Congress requires the U.S. president to certify annually that certain drug-producing countries, including Colombia, are cooperating with the United States in the drug wars. Half of a country's aid not earmarked for narcotics control is withheld pending that certification.

For Colombia, that represents a tiny fraction of the more than $100 million in various forms of aid it receives each year from the United States. Most goes to fight the spread of illegal drugs.

More significantly, decertification requires the United States to vote against Colombia if it seeks aid or loans from international financial agencies such as the World Bank or the International Monetary Fund.

Colombia also could lose its preferred-trade status with the United States, and lose any chance of being included in the North American Free Trade Agreement.

"They're interested, but it would be virtually impossible to get Colombia into NAFTA if it's seen as a nonperformer," said a U.S. official in Washington.

Certification recommendations from various agencies, including the Drug Enforcement Administration, State Department and the Defense Department, are expected this month. President Clinton's recommendation is due March 1.


U.S. officials concede that there is a growing perception on Capitol Hill that the drug war has failed in Colombia. Several incidents in 1994 did little to change that opinion.

In May, the country's highest court ruled that Colombians legally could carry a "personal dose" of marijuana, cocaine or barbiturates. For two weeks, crowds of teen-agers gathered in Bogota parks to smoke marijuana.

Fearing an outbreak of public drug consumption, the government quickly banned drug use in public places and announced plans to modify the constitution to ban all drug consumption.

More damaging were charges that drug kingpins gave millions to Mr. Samper's election campaign. Mr. Samper conceded being offered money by the Cali cocaine cartel, but denied taking it. A Colombian judicial investigation cleared him.

In his inaugural address in August, he vowed to continue the drug fight. But a month later the retiring local chief of the Drug Enforcement Administration, Joe Toft, told Colombian television that Colombia was a "narco democracy" and that he believed the charges against Mr. Samper.

Although State Department officials quickly disavowed Mr. Toft's statements, the comments further strained relations between the countries.


Meanwhile, surplus Boeing 727s packed with tons of cocaine continue to take off from Colombian airfields. They land in Mexico and their cargo is smuggled into the United States.

While Colombian drug seizures did rise last year, an estimated 1,000 tons of Colombian cocaine made it to the United States and Europe.
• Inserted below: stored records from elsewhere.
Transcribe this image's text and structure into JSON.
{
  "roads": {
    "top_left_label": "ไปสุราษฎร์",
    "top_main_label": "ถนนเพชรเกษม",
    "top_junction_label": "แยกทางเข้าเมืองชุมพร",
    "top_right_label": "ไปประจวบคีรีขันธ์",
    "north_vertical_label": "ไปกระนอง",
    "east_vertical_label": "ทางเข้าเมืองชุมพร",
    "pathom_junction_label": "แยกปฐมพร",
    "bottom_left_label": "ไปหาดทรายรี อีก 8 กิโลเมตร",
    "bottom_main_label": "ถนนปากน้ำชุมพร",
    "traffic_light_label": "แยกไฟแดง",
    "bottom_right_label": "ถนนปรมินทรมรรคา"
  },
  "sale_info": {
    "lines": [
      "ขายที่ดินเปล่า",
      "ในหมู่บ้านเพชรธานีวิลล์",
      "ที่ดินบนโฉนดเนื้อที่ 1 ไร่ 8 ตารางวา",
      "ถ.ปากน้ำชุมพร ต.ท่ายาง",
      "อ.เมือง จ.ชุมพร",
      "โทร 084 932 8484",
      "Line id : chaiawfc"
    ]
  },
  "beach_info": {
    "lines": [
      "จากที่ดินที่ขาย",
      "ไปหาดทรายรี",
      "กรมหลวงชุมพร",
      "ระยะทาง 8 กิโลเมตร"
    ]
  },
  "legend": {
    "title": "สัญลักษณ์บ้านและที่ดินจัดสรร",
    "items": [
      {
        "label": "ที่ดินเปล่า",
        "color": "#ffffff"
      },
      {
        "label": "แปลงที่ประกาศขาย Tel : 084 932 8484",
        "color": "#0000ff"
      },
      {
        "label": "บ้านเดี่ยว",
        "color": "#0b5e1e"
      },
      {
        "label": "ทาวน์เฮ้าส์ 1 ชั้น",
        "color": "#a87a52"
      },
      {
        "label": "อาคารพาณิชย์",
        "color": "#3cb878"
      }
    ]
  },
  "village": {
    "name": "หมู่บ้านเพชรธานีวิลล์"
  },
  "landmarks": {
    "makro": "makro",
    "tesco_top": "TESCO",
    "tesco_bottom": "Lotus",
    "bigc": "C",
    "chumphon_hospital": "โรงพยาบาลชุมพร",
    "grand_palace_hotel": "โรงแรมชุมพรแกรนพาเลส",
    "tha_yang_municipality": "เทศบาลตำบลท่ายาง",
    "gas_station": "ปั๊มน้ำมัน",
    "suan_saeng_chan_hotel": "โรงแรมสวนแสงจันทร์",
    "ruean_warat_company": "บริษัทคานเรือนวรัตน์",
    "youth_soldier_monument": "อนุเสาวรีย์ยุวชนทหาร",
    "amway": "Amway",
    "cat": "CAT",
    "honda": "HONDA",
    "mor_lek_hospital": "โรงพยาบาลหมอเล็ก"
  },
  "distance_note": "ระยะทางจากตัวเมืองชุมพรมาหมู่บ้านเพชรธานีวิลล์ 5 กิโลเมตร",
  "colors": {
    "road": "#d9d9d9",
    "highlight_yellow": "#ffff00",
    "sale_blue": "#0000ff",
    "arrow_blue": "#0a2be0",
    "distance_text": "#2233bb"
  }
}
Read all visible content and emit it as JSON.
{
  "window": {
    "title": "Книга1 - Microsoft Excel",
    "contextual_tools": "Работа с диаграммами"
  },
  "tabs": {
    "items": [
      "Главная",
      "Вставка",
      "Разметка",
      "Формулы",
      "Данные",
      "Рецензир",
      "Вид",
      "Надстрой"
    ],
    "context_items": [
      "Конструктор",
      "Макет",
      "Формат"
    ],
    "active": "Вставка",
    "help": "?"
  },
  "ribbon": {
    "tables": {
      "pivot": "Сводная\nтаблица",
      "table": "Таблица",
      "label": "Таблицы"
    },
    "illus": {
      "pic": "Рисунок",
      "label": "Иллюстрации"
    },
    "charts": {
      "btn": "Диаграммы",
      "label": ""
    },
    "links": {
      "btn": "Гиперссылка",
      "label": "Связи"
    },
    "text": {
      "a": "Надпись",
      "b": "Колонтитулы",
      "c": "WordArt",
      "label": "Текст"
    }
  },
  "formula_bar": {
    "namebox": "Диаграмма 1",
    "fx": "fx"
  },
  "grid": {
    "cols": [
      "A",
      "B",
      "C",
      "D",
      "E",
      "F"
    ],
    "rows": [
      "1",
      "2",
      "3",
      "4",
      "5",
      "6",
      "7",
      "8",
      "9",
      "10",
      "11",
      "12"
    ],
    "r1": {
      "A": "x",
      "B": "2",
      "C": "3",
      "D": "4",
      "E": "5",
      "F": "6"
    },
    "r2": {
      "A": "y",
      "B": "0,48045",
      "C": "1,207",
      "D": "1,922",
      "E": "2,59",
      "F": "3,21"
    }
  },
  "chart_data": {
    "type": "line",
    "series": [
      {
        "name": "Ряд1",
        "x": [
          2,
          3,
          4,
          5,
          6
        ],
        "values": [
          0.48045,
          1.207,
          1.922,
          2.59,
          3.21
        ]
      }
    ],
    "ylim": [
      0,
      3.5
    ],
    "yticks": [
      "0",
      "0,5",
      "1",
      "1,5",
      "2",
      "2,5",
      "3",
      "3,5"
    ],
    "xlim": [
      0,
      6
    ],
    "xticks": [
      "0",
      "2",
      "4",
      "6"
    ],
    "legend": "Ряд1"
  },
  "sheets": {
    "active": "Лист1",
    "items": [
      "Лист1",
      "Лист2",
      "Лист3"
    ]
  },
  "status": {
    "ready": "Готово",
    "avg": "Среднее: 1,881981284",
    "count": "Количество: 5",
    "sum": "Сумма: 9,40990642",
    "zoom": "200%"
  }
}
Further, since Mr. Samper took office, no leading members of the Cali cartel -- said to control up to 80 percent of the world's cocaine -- have been arrested.

And last month, the Justice Ministry released a report chastising judges and prosecutors for overly generous plea bargain arrangements for drug traffickers.

The report said minimum sentences often were given and then reduced further when defendants confessed or agreed to provide information about other drug suspects, even if that information proved useless.

As a result, the report said, nearly 40 percent of convicted drug traffickers were released on parole without serving a day in prison.


Yet, U.S. officials clearly are pleased with Operation Splendor.

"It shows real will on the part of the Colombians to deal with the issue of illegal crop production," said U.S. Ambassador Myles Frechette.